It’s hard to dispute the positive impact being well rested has on our engagement and productivity levels at work. It’s worrying, therefore, that a large number of us still appear to be going to work each day without having had enough sleep the night before.
A recent study revealed that we’re increasingly sacrificing sleep for more hours at work, and that a big cause of this is the inflexible work hours that so many workplaces still seem to force upon employees.
The paper reveals that nearly all sociodemographic groups are giving work greater priority than they do sleep. It emerged that those who reported 6 hours or less of sleep were working on average one and a half hours more per week day, and nearly two hours per day on weekends.
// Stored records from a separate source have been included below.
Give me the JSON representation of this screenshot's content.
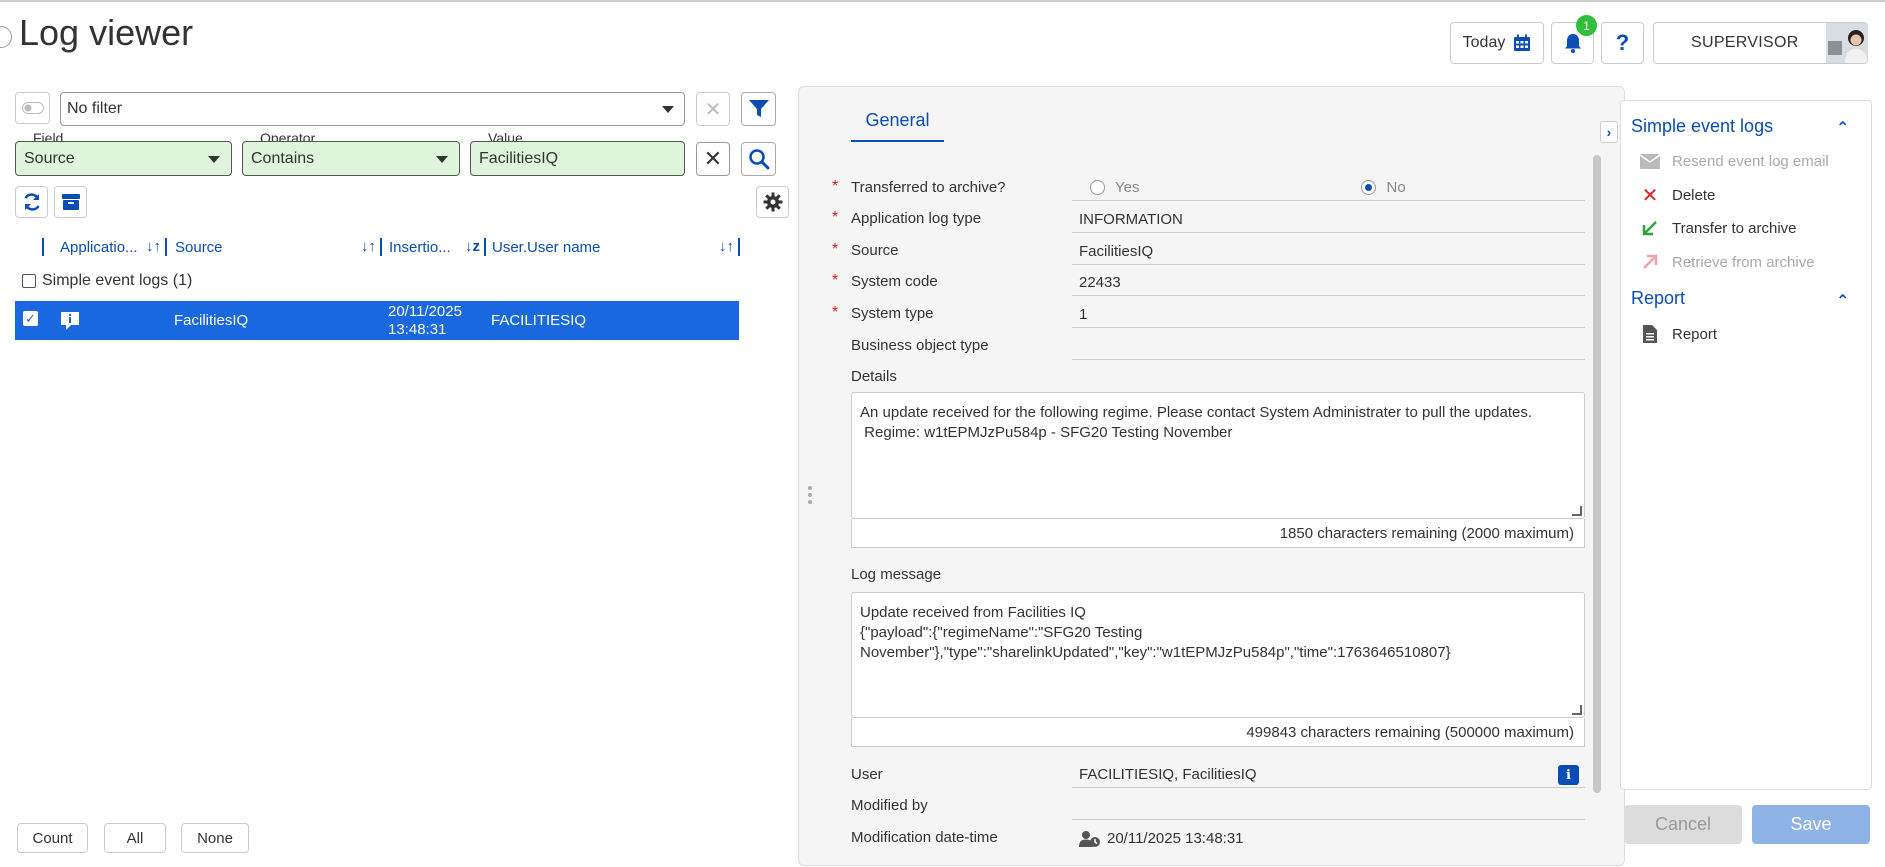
{
  "header": {
    "title": "Log viewer",
    "today_label": "Today",
    "notification_count": "1",
    "help_label": "?",
    "user_label": "SUPERVISOR"
  },
  "filter": {
    "selected": "No filter",
    "field_legend": "Field",
    "field_value": "Source",
    "operator_legend": "Operator",
    "operator_value": "Contains",
    "value_legend": "Value",
    "value_value": "FacilitiesIQ"
  },
  "table": {
    "columns": [
      "Applicatio...",
      "Source",
      "Insertio...",
      "User.User name"
    ],
    "group_label": "Simple event logs (1)",
    "rows": [
      {
        "source": "FacilitiesIQ",
        "insertion_date": "20/11/2025",
        "insertion_time": "13:48:31",
        "user": "FACILITIESIQ"
      }
    ]
  },
  "bottom_buttons": {
    "count": "Count",
    "all": "All",
    "none": "None"
  },
  "detail": {
    "tab": "General",
    "fields": {
      "transferred_label": "Transferred to archive?",
      "yes_label": "Yes",
      "no_label": "No",
      "app_log_type_label": "Application log type",
      "app_log_type_value": "INFORMATION",
      "source_label": "Source",
      "source_value": "FacilitiesIQ",
      "system_code_label": "System code",
      "system_code_value": "22433",
      "system_type_label": "System type",
      "system_type_value": "1",
      "business_object_type_label": "Business object type",
      "business_object_type_value": "",
      "details_label": "Details",
      "details_value": "An update received for the following regime. Please contact System Administrater to pull the updates.\n Regime: w1tEPMJzPu584p - SFG20 Testing November",
      "details_counter": "1850 characters remaining (2000 maximum)",
      "log_message_label": "Log message",
      "log_message_value": "Update received from Facilities IQ\n{\"payload\":{\"regimeName\":\"SFG20 Testing\nNovember\"},\"type\":\"sharelinkUpdated\",\"key\":\"w1tEPMJzPu584p\",\"time\":1763646510807}",
      "log_message_counter": "499843 characters remaining (500000 maximum)",
      "user_label": "User",
      "user_value": "FACILITIESIQ, FacilitiesIQ",
      "modified_by_label": "Modified by",
      "modified_by_value": "",
      "modification_label": "Modification date-time",
      "modification_value": "20/11/2025 13:48:31"
    }
  },
  "actions": {
    "group1_title": "Simple event logs",
    "items1": [
      {
        "label": "Resend event log email",
        "icon": "envelope-icon",
        "enabled": false
      },
      {
        "label": "Delete",
        "icon": "x-icon",
        "enabled": true
      },
      {
        "label": "Transfer to archive",
        "icon": "arrow-down-left-icon",
        "enabled": true
      },
      {
        "label": "Retrieve from archive",
        "icon": "arrow-up-right-icon",
        "enabled": false
      }
    ],
    "group2_title": "Report",
    "items2": [
      {
        "label": "Report",
        "icon": "document-icon",
        "enabled": true
      }
    ],
    "cancel_label": "Cancel",
    "save_label": "Save"
  },
  "colors": {
    "accent": "#0a4db3",
    "selected_row": "#1968e0",
    "filter_field_bg": "#dff5dc",
    "badge": "#2fbf3a",
    "required": "#c81e1e"
  }
}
This generally corresponded with starting work earlier, and finishing later than their peers who were getting the regulation eight hours of sleep a night.
This trend was most apparent amongst those with multiple jobs, with some 61 percent of them revealing that they achieved six hours or less of sleep per night.
"The evidence that time spent working was the most prominent sleep thief was overwhelming," the researchers say.
Inside the life of a short sleeper
These so called ’short sleepers’ were also shown to travel much more than average, with this traveling starting earlier in the morning and finishing much later in the evening than normal. This was strongly associated with commuting to work, which has been shown by various studies to be enormously stressful.
Thankfully, the paper suggests that there are potential remedies for this situation, and highlights a number of coping strategies short sleepers can deploy.
"Potential intervention strategies to decrease the prevalence of chronic sleep loss in the population include greater flexibility in morning work and class start times, reducing the prevalence of multiple jobs, and shortening morning and evening commute times," the paper revealed.
The virtue of more flexible working
The paper goes on to highlight just how beneficial flexible working is. For every hour that work started later each morning, the sleep time of respndents was shown to increase by around twenty minutes. So when work started at 6am, the average sleep totaled just 6 hours, whereas if work started at 9am, people were found to get 7.29 hours of sleep on average.
This was typified by self employed respondents who had significant control over their work patterns and were therefore 17 percent less likely to be a short sleeper than their salaried peers.
"Getting at least seven hours of nightly sleep is essential to be at your mental, emotional and physical best for whatever you will pour yourself into, either at work or at home," the researchers suggest.
The findings chime with data from the Centers for Disease Control and Prevention (CDC), which revealed that as many as 30 percent of adult (and employed) Americans were sleeping less than 6 hours per day. When scaled up, that suggests that over 40 million people are getting less than the recommended 7-9 hours of sleep each night.
How many hours do you typically get per night? Let us know in the comments below.